  2. commingling of funds and other assets; 
  3. the failure to maintain adequate corporate records;
  4. the nature of the corporation's ownership and control; 
  5. the absence of corporate assets and under-capitalization; 
  6. the use of the corporation as a mere shell;
  7. disregard of legal formalities; and
  8. diversion of the corporation's funds or assets for non-corporate uses.
Generally, if an entity looks like it is not the alter ego of its owner(s), the courts will treat it as a separate entity. While every case is different, there are steps an inspector may take to reduce the risk that a court might pierce the corporate veil of the inspector’s business entity. The following strategies are recommended:  
  1. Obtain a separate Employer Identification Number (also known as an “EIN” or Taxpayer ID number) from the IRS. Corporations are required to do this, but LLCs with a single owner are not because a single-member LLC owner may use his or her Social Security Number. Nevertheless, we recommend that single-member LLCs obtain their own separate EIN.
  2. Open a separate bank account for your corporation or LLC.
  3. Do NOT mix personal money and business money.
  4. Do NOT pay personal expenses from a business account.
  5. Do NOT pay business expenses from a personal account.
  6. File the required annual report with the Secretary of State in your jurisdiction.
  7. File required tax returns for your business.
  8. Title business property in the name of the entity.
  9. File business property tax returns if required by your state.
  10. Prepare minutes of meetings of shareholders and directors (for corporations), and minutes for annual meetings of members (for LLCs).
  11. If the corporation or LLC has more than one owner, make sure there are written bylaws (for a corporation) or a written operating agreement (for an LLC).
  12. Keep licenses and insurance in the name of the entity.

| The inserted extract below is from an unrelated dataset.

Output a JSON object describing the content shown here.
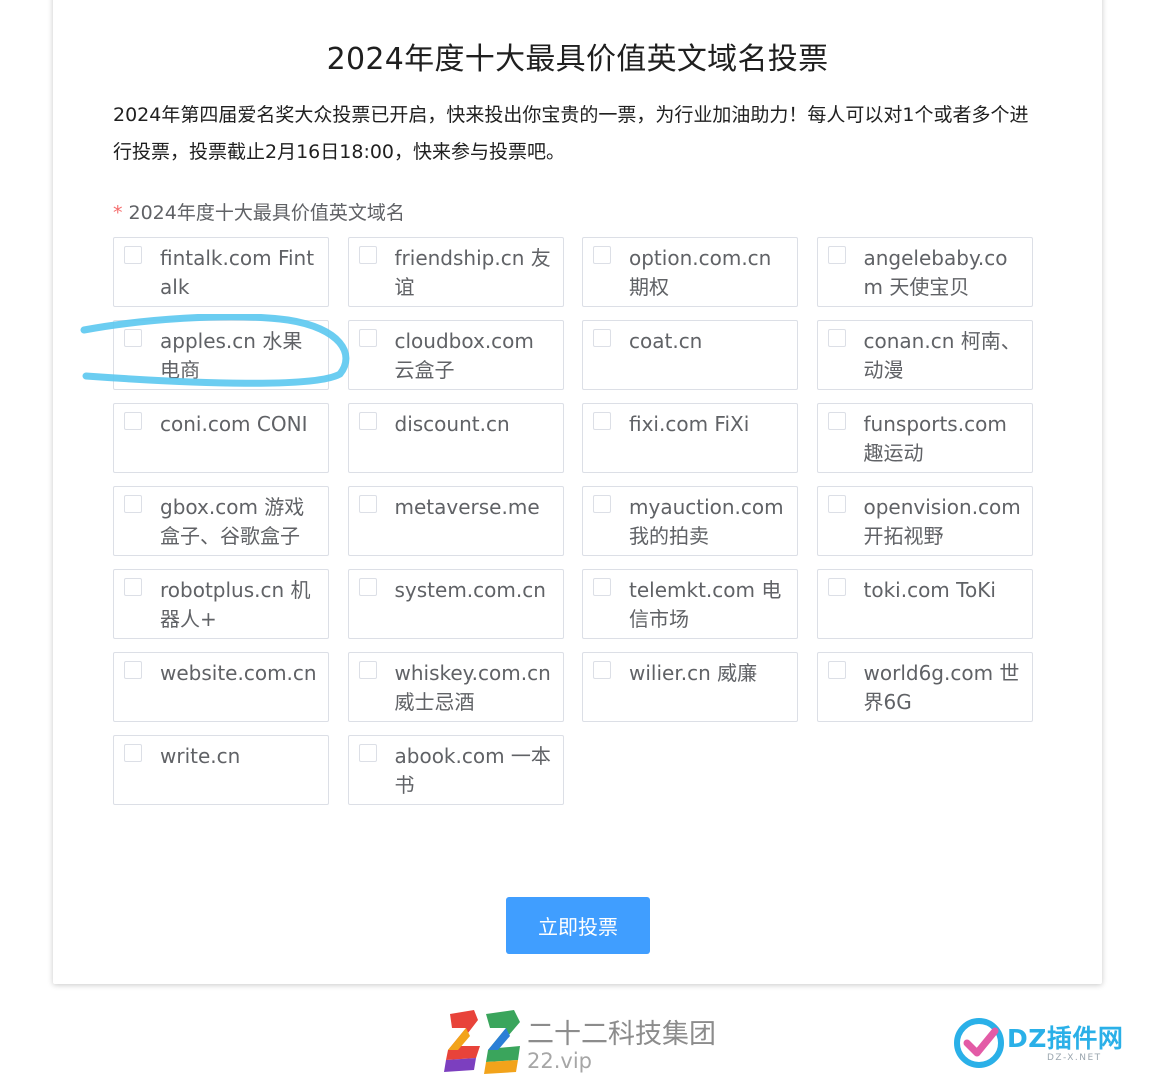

  13. Make sure the public knows your business is a corporation or LLC.  If a customer knows he or she is doing business with a corporation or LLC and voluntarily chooses to do so, the customer is not in a good position to ask a court to pierce the corporate veil.   On the other hand, if the customer has no knowledge of the existence of a separate entity, a court may determine that equity requires it to pierce the corporate veil.  Therefore, the wise inspector puts the public on notice by including “Inc.” or “LLC” on the inspector’s website, advertisements, forms, and business cards.   
  14. Make certain that when you sign your pre-inspection agreement or other legal documents, it is clear that you are signing as a representative of your LLC or corporation rather than in your own individual capacity.  For example,
    XYZ Inspections, Inc.
    John Smith, President

Read https://www.nachi.org/how-to-sign-a-contract.htm

If you think this is all just abstract legal theory, you might read the opinion of the Indiana Court of Appeals in ABC Home & Real Estate Inspection, Inc. v. Plummer, 500 N.E.2d 1257 (Indiana App. 1987).  In that case, the inspector’s corporation never issued stock, the inspector advertised himself as the “owner” of the business, and the inspector kept his contractor’s license in his name rather than in the corporation’s name, so the trial court determined that the inspector’s corporation was a “sham” and was the mere “alter ego” of the inspector.  The inspector appealed, but the Indiana Court of Appeals determined that the trial court properly pierced the corporate veil, and the inspector was personally liable to the home buyers.